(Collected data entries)
* * * * *
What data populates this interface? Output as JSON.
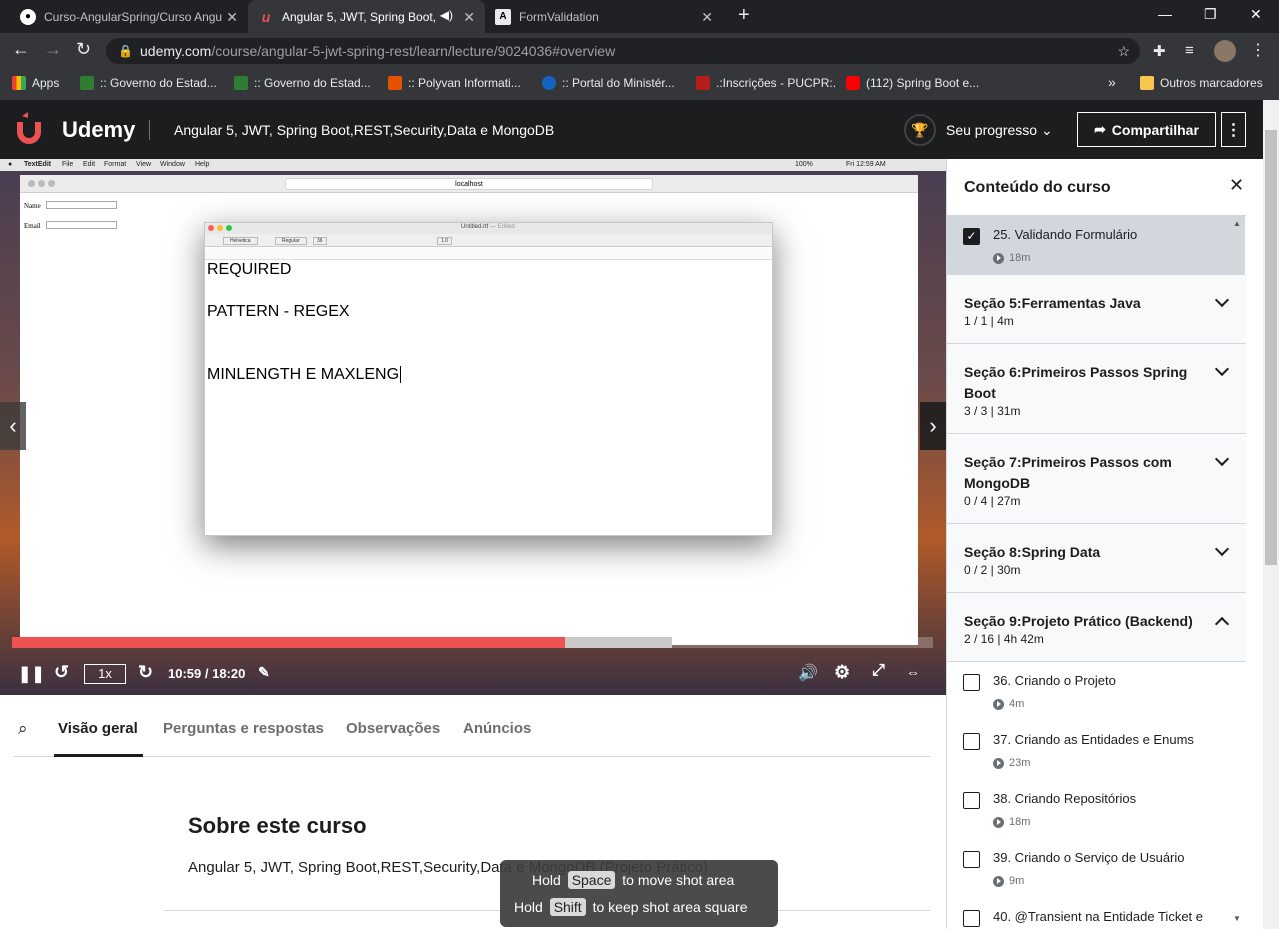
{
  "browser": {
    "tabs": [
      {
        "label": "Curso-AngularSpring/Curso Angu",
        "active": false
      },
      {
        "label": "Angular 5, JWT, Spring Boot,",
        "active": true
      },
      {
        "label": "FormValidation",
        "active": false
      }
    ],
    "new_tab": "+",
    "url_host": "udemy.com",
    "url_path": "/course/angular-5-jwt-spring-rest/learn/lecture/9024036#overview",
    "bookmarks": [
      "Apps",
      ":: Governo do Estad...",
      ":: Governo do Estad...",
      ":: Polyvan Informati...",
      ":: Portal do Ministér...",
      ".:Inscrições - PUCPR:.",
      "(112) Spring Boot e..."
    ],
    "bookmarks_more": "»",
    "other_bookmarks": "Outros marcadores"
  },
  "header": {
    "logo": "Udemy",
    "course_title": "Angular 5, JWT, Spring Boot,REST,Security,Data e MongoDB",
    "progress_label": "Seu progresso",
    "share_label": "Compartilhar"
  },
  "video": {
    "mac_menu": [
      "TextEdit",
      "File",
      "Edit",
      "Format",
      "View",
      "Window",
      "Help"
    ],
    "mac_clock": "Fri 12:59 AM",
    "mac_battery": "100%",
    "safari_url": "localhost",
    "form_name_label": "Name",
    "form_email_label": "Email",
    "textedit_title": "Untitled.rtf",
    "textedit_status": "— Edited",
    "textedit_font": "Helvetica",
    "textedit_style": "Regular",
    "textedit_size": "36",
    "textedit_spacing": "1.0",
    "doc_lines": [
      "REQUIRED",
      "PATTERN - REGEX",
      "MINLENGTH E MAXLENG"
    ],
    "speed": "1x",
    "time": "10:59 / 18:20",
    "progress": 0.6,
    "buffered": 0.717
  },
  "content_tabs": [
    "Visão geral",
    "Perguntas e respostas",
    "Observações",
    "Anúncios"
  ],
  "about": {
    "heading": "Sobre este curso",
    "subtitle": "Angular 5, JWT, Spring Boot,REST,Security,Data e MongoDB (Projeto Prático)"
  },
  "sidebar": {
    "title": "Conteúdo do curso",
    "current_lesson": {
      "title": "25. Validando Formulário",
      "duration": "18m",
      "checked": true
    },
    "sections": [
      {
        "title": "Seção 5:Ferramentas Java",
        "meta": "1 / 1 | 4m",
        "expanded": false
      },
      {
        "title": "Seção 6:Primeiros Passos Spring Boot",
        "meta": "3 / 3 | 31m",
        "expanded": false
      },
      {
        "title": "Seção 7:Primeiros Passos com MongoDB",
        "meta": "0 / 4 | 27m",
        "expanded": false
      },
      {
        "title": "Seção 8:Spring Data",
        "meta": "0 / 2 | 30m",
        "expanded": false
      },
      {
        "title": "Seção 9:Projeto Prático (Backend)",
        "meta": "2 / 16 | 4h 42m",
        "expanded": true
      }
    ],
    "lessons": [
      {
        "title": "36. Criando o Projeto",
        "duration": "4m"
      },
      {
        "title": "37. Criando as Entidades e Enums",
        "duration": "23m"
      },
      {
        "title": "38. Criando Repositórios",
        "duration": "18m"
      },
      {
        "title": "39. Criando o Serviço de Usuário",
        "duration": "9m"
      },
      {
        "title": "40. @Transient na Entidade Ticket e",
        "duration": ""
      }
    ]
  },
  "tooltip": {
    "line1_pre": "Hold",
    "line1_key": "Space",
    "line1_post": "to move shot area",
    "line2_pre": "Hold",
    "line2_key": "Shift",
    "line2_post": "to keep shot area square"
  },
  "colors": {
    "udemy_red": "#ec5252",
    "header_bg": "#1c1d1f",
    "accent_purple": "#5624d0"
  }
}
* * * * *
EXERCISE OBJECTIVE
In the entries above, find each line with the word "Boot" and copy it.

WORKED SOLUTION
        "label": "Angular 5, JWT, Spring Boot,",
      "(112) Spring Boot e..."
    "course_title": "Angular 5, JWT, Spring Boot,REST,Security,Data e MongoDB",
    "subtitle": "Angular 5, JWT, Spring Boot,REST,Security,Data e MongoDB (Projeto Prático)"
        "title": "Seção 6:Primeiros Passos Spring Boot",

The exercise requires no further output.